*** Opening of Records supplied ***

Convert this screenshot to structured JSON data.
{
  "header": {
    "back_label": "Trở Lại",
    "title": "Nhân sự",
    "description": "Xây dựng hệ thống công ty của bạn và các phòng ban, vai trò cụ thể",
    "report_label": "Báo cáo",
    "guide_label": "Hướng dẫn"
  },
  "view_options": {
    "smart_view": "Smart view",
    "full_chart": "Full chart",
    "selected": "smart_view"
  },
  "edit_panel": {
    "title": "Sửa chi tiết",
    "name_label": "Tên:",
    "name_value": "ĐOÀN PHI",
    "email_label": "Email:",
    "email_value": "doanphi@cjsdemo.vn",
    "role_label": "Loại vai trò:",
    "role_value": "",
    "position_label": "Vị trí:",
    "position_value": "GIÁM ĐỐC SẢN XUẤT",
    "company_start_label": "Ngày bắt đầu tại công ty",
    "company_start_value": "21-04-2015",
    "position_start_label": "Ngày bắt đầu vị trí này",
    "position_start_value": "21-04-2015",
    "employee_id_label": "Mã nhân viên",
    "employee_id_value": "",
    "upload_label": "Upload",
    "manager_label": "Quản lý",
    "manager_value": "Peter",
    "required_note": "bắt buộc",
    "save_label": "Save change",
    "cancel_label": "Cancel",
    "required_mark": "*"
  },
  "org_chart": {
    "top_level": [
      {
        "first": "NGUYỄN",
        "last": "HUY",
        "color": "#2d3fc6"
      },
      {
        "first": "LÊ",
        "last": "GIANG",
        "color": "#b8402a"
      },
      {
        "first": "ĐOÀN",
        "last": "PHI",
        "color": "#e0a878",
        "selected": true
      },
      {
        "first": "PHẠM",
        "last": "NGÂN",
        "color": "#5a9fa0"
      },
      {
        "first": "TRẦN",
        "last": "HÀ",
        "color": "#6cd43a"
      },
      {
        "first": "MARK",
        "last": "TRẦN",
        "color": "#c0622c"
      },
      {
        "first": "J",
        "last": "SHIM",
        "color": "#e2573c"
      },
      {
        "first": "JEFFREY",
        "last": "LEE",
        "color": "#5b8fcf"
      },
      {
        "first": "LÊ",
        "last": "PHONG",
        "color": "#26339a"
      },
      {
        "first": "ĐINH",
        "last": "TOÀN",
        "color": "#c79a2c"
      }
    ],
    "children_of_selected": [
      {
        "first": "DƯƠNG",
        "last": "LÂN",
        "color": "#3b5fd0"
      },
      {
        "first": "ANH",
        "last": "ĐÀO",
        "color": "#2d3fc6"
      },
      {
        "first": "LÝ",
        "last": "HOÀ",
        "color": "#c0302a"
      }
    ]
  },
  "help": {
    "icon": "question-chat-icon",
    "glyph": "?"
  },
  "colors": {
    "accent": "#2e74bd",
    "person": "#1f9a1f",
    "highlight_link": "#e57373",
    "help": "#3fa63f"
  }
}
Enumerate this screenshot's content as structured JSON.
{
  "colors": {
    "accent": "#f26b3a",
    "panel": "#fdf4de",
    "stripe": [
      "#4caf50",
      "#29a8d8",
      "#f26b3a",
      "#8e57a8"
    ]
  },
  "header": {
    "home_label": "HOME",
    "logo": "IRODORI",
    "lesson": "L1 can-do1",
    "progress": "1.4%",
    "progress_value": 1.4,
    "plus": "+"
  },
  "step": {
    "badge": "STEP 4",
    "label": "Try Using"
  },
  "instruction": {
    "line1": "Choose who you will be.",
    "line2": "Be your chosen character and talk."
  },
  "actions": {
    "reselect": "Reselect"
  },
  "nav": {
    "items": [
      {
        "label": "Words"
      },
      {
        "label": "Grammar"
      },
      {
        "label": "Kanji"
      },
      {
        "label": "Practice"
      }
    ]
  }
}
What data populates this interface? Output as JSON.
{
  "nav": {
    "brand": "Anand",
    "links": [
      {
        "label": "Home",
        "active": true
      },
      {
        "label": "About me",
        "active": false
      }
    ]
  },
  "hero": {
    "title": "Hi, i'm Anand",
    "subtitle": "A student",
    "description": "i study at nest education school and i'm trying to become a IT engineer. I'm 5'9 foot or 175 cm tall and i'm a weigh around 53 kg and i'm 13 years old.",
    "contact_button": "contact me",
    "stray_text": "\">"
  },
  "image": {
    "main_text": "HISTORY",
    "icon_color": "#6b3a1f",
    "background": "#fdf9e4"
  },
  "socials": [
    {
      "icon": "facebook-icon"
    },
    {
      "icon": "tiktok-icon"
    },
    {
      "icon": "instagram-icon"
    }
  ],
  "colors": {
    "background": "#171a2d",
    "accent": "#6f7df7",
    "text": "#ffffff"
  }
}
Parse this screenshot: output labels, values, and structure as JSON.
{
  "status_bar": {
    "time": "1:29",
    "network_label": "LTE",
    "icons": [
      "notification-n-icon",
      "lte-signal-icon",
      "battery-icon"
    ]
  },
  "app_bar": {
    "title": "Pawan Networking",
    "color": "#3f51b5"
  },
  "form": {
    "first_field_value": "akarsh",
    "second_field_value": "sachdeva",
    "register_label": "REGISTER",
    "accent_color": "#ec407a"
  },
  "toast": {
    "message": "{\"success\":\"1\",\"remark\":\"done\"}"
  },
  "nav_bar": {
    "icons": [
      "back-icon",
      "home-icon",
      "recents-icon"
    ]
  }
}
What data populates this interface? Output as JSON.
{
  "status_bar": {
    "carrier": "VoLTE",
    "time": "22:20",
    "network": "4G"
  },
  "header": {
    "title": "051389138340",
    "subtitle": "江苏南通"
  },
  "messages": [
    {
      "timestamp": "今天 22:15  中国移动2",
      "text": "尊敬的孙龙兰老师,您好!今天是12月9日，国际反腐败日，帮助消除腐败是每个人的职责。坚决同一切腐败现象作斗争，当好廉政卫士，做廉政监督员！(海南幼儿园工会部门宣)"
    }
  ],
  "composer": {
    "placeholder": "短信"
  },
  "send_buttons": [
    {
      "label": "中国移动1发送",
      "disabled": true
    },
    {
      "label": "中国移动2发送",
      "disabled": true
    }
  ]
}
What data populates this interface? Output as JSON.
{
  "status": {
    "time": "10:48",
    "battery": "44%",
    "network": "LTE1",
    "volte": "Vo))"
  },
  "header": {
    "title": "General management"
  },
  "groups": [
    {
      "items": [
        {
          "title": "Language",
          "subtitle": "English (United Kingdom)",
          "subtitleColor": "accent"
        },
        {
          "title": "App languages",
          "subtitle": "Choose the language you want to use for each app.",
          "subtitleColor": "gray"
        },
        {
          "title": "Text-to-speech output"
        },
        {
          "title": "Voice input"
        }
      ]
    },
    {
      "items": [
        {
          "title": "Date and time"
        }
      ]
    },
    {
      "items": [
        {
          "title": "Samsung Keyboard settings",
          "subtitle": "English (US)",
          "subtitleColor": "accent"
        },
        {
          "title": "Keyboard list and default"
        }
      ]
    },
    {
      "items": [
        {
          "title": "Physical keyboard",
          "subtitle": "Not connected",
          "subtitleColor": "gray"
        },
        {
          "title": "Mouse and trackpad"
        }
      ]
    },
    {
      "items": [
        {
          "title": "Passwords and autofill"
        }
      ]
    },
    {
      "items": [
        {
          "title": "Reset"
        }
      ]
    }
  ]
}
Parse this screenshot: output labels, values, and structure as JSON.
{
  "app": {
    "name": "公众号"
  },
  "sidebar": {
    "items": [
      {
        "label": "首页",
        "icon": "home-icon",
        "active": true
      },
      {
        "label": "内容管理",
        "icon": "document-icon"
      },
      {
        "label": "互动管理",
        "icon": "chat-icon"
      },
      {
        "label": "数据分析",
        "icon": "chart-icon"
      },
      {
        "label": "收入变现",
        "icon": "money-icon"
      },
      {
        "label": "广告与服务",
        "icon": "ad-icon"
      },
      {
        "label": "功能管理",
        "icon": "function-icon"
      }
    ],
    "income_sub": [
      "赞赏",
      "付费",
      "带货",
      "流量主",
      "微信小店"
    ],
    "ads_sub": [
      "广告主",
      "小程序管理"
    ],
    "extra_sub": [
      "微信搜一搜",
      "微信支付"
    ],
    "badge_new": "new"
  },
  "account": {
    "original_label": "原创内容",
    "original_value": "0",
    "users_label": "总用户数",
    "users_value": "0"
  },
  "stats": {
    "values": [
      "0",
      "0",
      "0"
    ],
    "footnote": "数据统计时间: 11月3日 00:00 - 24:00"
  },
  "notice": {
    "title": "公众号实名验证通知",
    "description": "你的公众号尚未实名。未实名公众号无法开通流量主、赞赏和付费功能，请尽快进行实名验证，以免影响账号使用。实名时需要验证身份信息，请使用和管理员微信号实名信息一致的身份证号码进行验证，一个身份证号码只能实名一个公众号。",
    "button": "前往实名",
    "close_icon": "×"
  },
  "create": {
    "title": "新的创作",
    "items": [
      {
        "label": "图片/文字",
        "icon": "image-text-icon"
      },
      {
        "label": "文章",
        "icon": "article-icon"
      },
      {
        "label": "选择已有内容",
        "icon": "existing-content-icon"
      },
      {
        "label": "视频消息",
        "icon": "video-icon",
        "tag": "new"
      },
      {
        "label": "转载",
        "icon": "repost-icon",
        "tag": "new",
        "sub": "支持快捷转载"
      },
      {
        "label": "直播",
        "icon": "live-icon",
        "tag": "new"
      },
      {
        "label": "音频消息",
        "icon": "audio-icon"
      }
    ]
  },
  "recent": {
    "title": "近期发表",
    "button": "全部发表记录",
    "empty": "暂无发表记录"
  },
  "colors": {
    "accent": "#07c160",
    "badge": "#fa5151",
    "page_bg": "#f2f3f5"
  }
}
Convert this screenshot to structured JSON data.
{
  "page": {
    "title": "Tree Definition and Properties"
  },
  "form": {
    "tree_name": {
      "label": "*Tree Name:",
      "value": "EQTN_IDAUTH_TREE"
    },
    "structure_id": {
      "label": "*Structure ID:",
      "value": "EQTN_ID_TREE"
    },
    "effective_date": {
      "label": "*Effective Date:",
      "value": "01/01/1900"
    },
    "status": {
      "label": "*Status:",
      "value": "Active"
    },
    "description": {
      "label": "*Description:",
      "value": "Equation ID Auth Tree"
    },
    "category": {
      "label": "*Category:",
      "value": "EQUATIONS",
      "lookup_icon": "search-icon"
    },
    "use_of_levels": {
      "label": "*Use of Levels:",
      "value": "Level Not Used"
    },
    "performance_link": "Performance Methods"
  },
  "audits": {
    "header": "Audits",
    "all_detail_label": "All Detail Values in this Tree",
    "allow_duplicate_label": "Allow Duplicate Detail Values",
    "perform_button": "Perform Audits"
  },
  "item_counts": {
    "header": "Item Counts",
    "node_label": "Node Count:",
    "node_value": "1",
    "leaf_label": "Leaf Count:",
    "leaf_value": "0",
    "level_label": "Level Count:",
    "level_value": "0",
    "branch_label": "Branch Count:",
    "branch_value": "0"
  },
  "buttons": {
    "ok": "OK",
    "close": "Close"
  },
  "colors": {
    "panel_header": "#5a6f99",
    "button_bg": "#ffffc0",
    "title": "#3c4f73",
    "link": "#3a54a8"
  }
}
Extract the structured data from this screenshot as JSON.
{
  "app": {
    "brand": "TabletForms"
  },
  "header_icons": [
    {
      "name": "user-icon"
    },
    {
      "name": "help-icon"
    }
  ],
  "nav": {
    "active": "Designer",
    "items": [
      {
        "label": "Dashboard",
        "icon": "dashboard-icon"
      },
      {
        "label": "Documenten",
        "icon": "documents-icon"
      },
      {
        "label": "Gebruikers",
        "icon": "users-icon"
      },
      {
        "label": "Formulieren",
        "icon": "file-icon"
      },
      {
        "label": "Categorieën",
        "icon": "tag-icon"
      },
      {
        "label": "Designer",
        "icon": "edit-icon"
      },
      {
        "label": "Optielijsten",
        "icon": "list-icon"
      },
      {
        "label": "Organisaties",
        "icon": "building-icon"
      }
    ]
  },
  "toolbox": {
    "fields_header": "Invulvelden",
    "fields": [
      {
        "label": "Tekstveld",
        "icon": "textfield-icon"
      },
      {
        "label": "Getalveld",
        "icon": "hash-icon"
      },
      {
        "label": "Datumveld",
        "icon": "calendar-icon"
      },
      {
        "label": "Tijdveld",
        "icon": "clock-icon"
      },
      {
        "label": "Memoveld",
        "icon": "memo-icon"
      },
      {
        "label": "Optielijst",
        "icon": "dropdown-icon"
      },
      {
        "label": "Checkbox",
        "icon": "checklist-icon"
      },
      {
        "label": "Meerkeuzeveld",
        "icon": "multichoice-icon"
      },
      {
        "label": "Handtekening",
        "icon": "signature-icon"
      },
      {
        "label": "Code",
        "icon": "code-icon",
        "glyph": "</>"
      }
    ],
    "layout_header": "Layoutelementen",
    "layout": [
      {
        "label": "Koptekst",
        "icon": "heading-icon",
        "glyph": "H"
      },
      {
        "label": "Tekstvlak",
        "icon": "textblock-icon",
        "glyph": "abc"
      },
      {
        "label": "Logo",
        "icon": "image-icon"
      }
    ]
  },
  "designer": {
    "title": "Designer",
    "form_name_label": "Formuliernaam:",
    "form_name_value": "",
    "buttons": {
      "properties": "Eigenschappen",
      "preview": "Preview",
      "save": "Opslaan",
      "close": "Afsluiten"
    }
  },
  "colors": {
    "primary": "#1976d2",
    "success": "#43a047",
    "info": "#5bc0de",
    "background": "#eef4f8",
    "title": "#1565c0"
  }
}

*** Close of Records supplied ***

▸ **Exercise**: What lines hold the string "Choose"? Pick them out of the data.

▸ **Finished exercise**:
    "line1": "Choose who you will be.",
          "subtitle": "Choose the language you want to use for each app.",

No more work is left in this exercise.